■ Task directions ■
The listing below is to be reproduced in full, character for character.

■ Input material ■
+++++

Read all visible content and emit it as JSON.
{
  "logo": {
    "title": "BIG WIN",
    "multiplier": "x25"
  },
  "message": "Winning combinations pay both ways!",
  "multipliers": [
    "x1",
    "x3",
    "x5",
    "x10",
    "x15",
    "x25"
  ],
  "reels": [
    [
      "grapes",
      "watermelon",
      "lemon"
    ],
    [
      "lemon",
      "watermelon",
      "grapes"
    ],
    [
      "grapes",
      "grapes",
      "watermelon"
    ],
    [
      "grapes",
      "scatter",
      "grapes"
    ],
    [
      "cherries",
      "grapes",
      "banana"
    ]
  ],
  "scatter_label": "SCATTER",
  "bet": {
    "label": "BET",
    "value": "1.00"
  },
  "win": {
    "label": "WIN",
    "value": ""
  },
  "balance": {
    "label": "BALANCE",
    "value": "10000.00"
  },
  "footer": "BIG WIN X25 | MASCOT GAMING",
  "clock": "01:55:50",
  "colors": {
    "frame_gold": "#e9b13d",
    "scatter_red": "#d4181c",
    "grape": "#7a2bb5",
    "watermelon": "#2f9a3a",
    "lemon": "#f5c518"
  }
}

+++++

■ Completed task ■
Read all visible content and emit it as JSON.
{
  "logo": {
    "title": "BIG WIN",
    "multiplier": "x25"
  },
  "message": "Winning combinations pay both ways!",
  "multipliers": [
    "x1",
    "x3",
    "x5",
    "x10",
    "x15",
    "x25"
  ],
  "reels": [
    [
      "grapes",
      "watermelon",
      "lemon"
    ],
    [
      "lemon",
      "watermelon",
      "grapes"
    ],
    [
      "grapes",
      "grapes",
      "watermelon"
    ],
    [
      "grapes",
      "scatter",
      "grapes"
    ],
    [
      "cherries",
      "grapes",
      "banana"
    ]
  ],
  "scatter_label": "SCATTER",
  "bet": {
    "label": "BET",
    "value": "1.00"
  },
  "win": {
    "label": "WIN",
    "value": ""
  },
  "balance": {
    "label": "BALANCE",
    "value": "10000.00"
  },
  "footer": "BIG WIN X25 | MASCOT GAMING",
  "clock": "01:55:50",
  "colors": {
    "frame_gold": "#e9b13d",
    "scatter_red": "#d4181c",
    "grape": "#7a2bb5",
    "watermelon": "#2f9a3a",
    "lemon": "#f5c518"
  }
}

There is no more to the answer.